▶ _RECORDS FOR THIS EXERCISE_
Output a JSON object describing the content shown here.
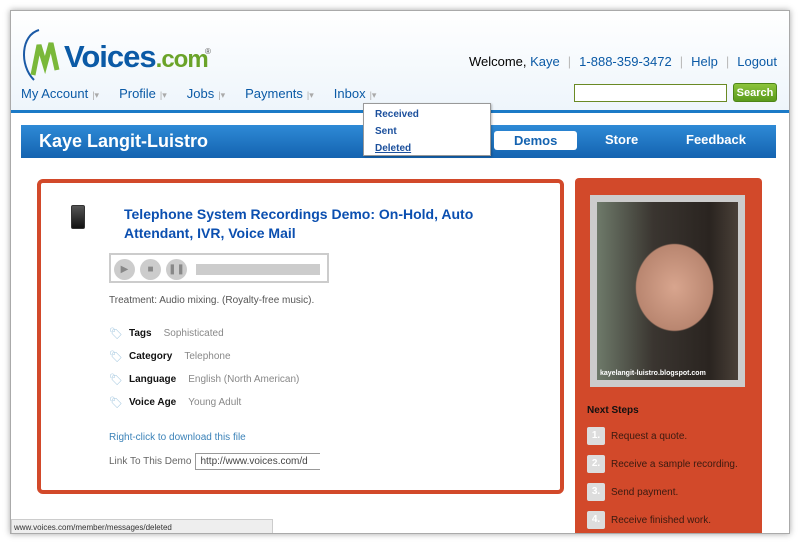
{
  "header": {
    "logo_main": "Voices",
    "logo_tld": ".com",
    "logo_reg": "®",
    "welcome": "Welcome,",
    "user": "Kaye",
    "phone": "1-888-359-3472",
    "help": "Help",
    "logout": "Logout"
  },
  "nav": [
    {
      "label": "My Account"
    },
    {
      "label": "Profile"
    },
    {
      "label": "Jobs"
    },
    {
      "label": "Payments"
    },
    {
      "label": "Inbox"
    }
  ],
  "search": {
    "value": "",
    "button": "Search"
  },
  "inbox_menu": [
    "Received",
    "Sent",
    "Deleted"
  ],
  "profile_bar": {
    "name": "Kaye Langit-Luistro",
    "tabs": [
      "Demos",
      "Store",
      "Feedback"
    ]
  },
  "demo": {
    "title": "Telephone System Recordings Demo: On-Hold, Auto Attendant, IVR, Voice Mail",
    "treatment": "Treatment: Audio mixing. (Royalty-free music).",
    "meta": [
      {
        "k": "Tags",
        "v": "Sophisticated"
      },
      {
        "k": "Category",
        "v": "Telephone"
      },
      {
        "k": "Language",
        "v": "English (North American)"
      },
      {
        "k": "Voice Age",
        "v": "Young Adult"
      }
    ],
    "download": "Right-click to download this file",
    "link_label": "Link To This Demo",
    "link_value": "http://www.voices.com/d"
  },
  "sidebar": {
    "watermark": "kayelangit-luistro.blogspot.com",
    "next_steps": "Next Steps",
    "steps": [
      {
        "n": "1.",
        "t": "Request a quote."
      },
      {
        "n": "2.",
        "t": "Receive a sample recording."
      },
      {
        "n": "3.",
        "t": "Send payment."
      },
      {
        "n": "4.",
        "t": "Receive finished work."
      }
    ]
  },
  "status_bar": "www.voices.com/member/messages/deleted"
}
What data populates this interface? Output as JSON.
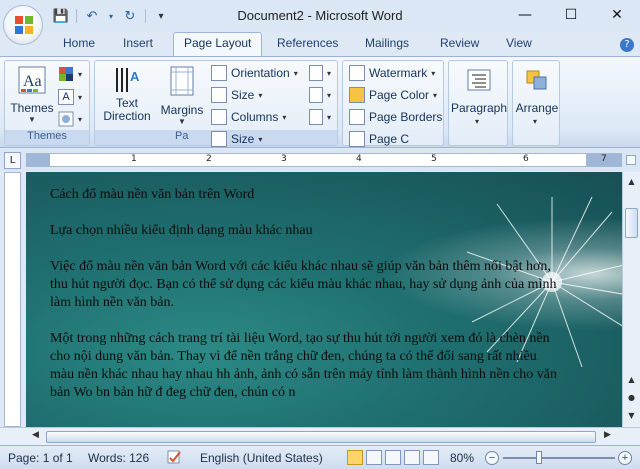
{
  "window": {
    "title": "Document2 - Microsoft Word",
    "minimize": "—",
    "maximize": "☐",
    "close": "✕"
  },
  "qat": {
    "save": "💾",
    "undo": "↶",
    "redo": "↻",
    "customize": "▾"
  },
  "tabs": [
    {
      "label": "Home"
    },
    {
      "label": "Insert"
    },
    {
      "label": "Page Layout"
    },
    {
      "label": "References"
    },
    {
      "label": "Mailings"
    },
    {
      "label": "Review"
    },
    {
      "label": "View"
    }
  ],
  "ribbon": {
    "themes": {
      "button": "Themes",
      "group": "Themes",
      "colors_icon": "theme-colors-icon",
      "fonts_icon": "A",
      "effects_icon": "theme-effects-icon"
    },
    "page_setup": {
      "text_direction": "Text Direction",
      "margins": "Margins",
      "orientation": "Orientation",
      "size": "Size",
      "columns": "Columns",
      "size2": "Size",
      "group_partial": "Pa"
    },
    "page_background": {
      "watermark": "Watermark",
      "page_color": "Page Color",
      "page_borders": "Page Borders",
      "page_c": "Page C"
    },
    "paragraph": "Paragraph",
    "arrange": "Arrange"
  },
  "ruler": {
    "numbers": [
      "1",
      "2",
      "3",
      "4",
      "5",
      "6",
      "7"
    ],
    "tab_selector": "L"
  },
  "document": {
    "paragraphs": [
      "Cách đổ màu nền văn bản trên Word",
      "Lựa chọn nhiều kiểu định dạng màu khác nhau",
      "Việc đổ màu nền văn bản Word với các kiểu khác nhau sẽ giúp văn bản thêm nổi bật hơn, thu hút người đọc. Bạn có thể sử dụng các kiểu màu khác nhau, hay sử dụng ảnh của mình làm hình nền văn bản.",
      "Một trong những cách trang trí tài liệu Word, tạo sự thu hút tới người xem đó là chèn nền cho nội dung văn bản. Thay vì để nền trắng chữ đen, chúng ta có thể đổi sang rất nhiều màu nền khác nhau hay nhau hh ảnh, ảnh có sẵn trên máy tính làm thành hình nền cho văn bản Wo bn bản hữ đ đeg chữ đen, chún có n"
    ]
  },
  "status": {
    "page": "Page: 1 of 1",
    "words": "Words: 126",
    "language": "English (United States)",
    "zoom": "80%",
    "zoom_minus": "−",
    "zoom_plus": "+",
    "zoom_level": 0.8
  },
  "colors": {
    "ribbon_bg": "#dde8f6",
    "page_teal": "#1f6f70",
    "accent": "#3a78c9"
  }
}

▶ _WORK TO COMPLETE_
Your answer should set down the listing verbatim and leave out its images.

▶ _ANSWER AREA_
Output a JSON object describing the content shown here.
{
  "header": {
    "logo_main": "Voices",
    "logo_tld": ".com",
    "logo_reg": "®",
    "welcome": "Welcome,",
    "user": "Kaye",
    "phone": "1-888-359-3472",
    "help": "Help",
    "logout": "Logout"
  },
  "nav": [
    {
      "label": "My Account"
    },
    {
      "label": "Profile"
    },
    {
      "label": "Jobs"
    },
    {
      "label": "Payments"
    },
    {
      "label": "Inbox"
    }
  ],
  "search": {
    "value": "",
    "button": "Search"
  },
  "inbox_menu": [
    "Received",
    "Sent",
    "Deleted"
  ],
  "profile_bar": {
    "name": "Kaye Langit-Luistro",
    "tabs": [
      "Demos",
      "Store",
      "Feedback"
    ]
  },
  "demo": {
    "title": "Telephone System Recordings Demo: On-Hold, Auto Attendant, IVR, Voice Mail",
    "treatment": "Treatment: Audio mixing. (Royalty-free music).",
    "meta": [
      {
        "k": "Tags",
        "v": "Sophisticated"
      },
      {
        "k": "Category",
        "v": "Telephone"
      },
      {
        "k": "Language",
        "v": "English (North American)"
      },
      {
        "k": "Voice Age",
        "v": "Young Adult"
      }
    ],
    "download": "Right-click to download this file",
    "link_label": "Link To This Demo",
    "link_value": "http://www.voices.com/d"
  },
  "sidebar": {
    "watermark": "kayelangit-luistro.blogspot.com",
    "next_steps": "Next Steps",
    "steps": [
      {
        "n": "1.",
        "t": "Request a quote."
      },
      {
        "n": "2.",
        "t": "Receive a sample recording."
      },
      {
        "n": "3.",
        "t": "Send payment."
      },
      {
        "n": "4.",
        "t": "Receive finished work."
      }
    ]
  },
  "status_bar": "www.voices.com/member/messages/deleted"
}
What data populates this interface? Output as JSON.
{
  "window": {
    "title": "Document2 - Microsoft Word",
    "minimize": "—",
    "maximize": "☐",
    "close": "✕"
  },
  "qat": {
    "save": "💾",
    "undo": "↶",
    "redo": "↻",
    "customize": "▾"
  },
  "tabs": [
    {
      "label": "Home"
    },
    {
      "label": "Insert"
    },
    {
      "label": "Page Layout"
    },
    {
      "label": "References"
    },
    {
      "label": "Mailings"
    },
    {
      "label": "Review"
    },
    {
      "label": "View"
    }
  ],
  "ribbon": {
    "themes": {
      "button": "Themes",
      "group": "Themes",
      "colors_icon": "theme-colors-icon",
      "fonts_icon": "A",
      "effects_icon": "theme-effects-icon"
    },
    "page_setup": {
      "text_direction": "Text Direction",
      "margins": "Margins",
      "orientation": "Orientation",
      "size": "Size",
      "columns": "Columns",
      "size2": "Size",
      "group_partial": "Pa"
    },
    "page_background": {
      "watermark": "Watermark",
      "page_color": "Page Color",
      "page_borders": "Page Borders",
      "page_c": "Page C"
    },
    "paragraph": "Paragraph",
    "arrange": "Arrange"
  },
  "ruler": {
    "numbers": [
      "1",
      "2",
      "3",
      "4",
      "5",
      "6",
      "7"
    ],
    "tab_selector": "L"
  },
  "document": {
    "paragraphs": [
      "Cách đổ màu nền văn bản trên Word",
      "Lựa chọn nhiều kiểu định dạng màu khác nhau",
      "Việc đổ màu nền văn bản Word với các kiểu khác nhau sẽ giúp văn bản thêm nổi bật hơn, thu hút người đọc. Bạn có thể sử dụng các kiểu màu khác nhau, hay sử dụng ảnh của mình làm hình nền văn bản.",
      "Một trong những cách trang trí tài liệu Word, tạo sự thu hút tới người xem đó là chèn nền cho nội dung văn bản. Thay vì để nền trắng chữ đen, chúng ta có thể đổi sang rất nhiều màu nền khác nhau hay nhau hh ảnh, ảnh có sẵn trên máy tính làm thành hình nền cho văn bản Wo bn bản hữ đ đeg chữ đen, chún có n"
    ]
  },
  "status": {
    "page": "Page: 1 of 1",
    "words": "Words: 126",
    "language": "English (United States)",
    "zoom": "80%",
    "zoom_minus": "−",
    "zoom_plus": "+",
    "zoom_level": 0.8
  },
  "colors": {
    "ribbon_bg": "#dde8f6",
    "page_teal": "#1f6f70",
    "accent": "#3a78c9"
  }
}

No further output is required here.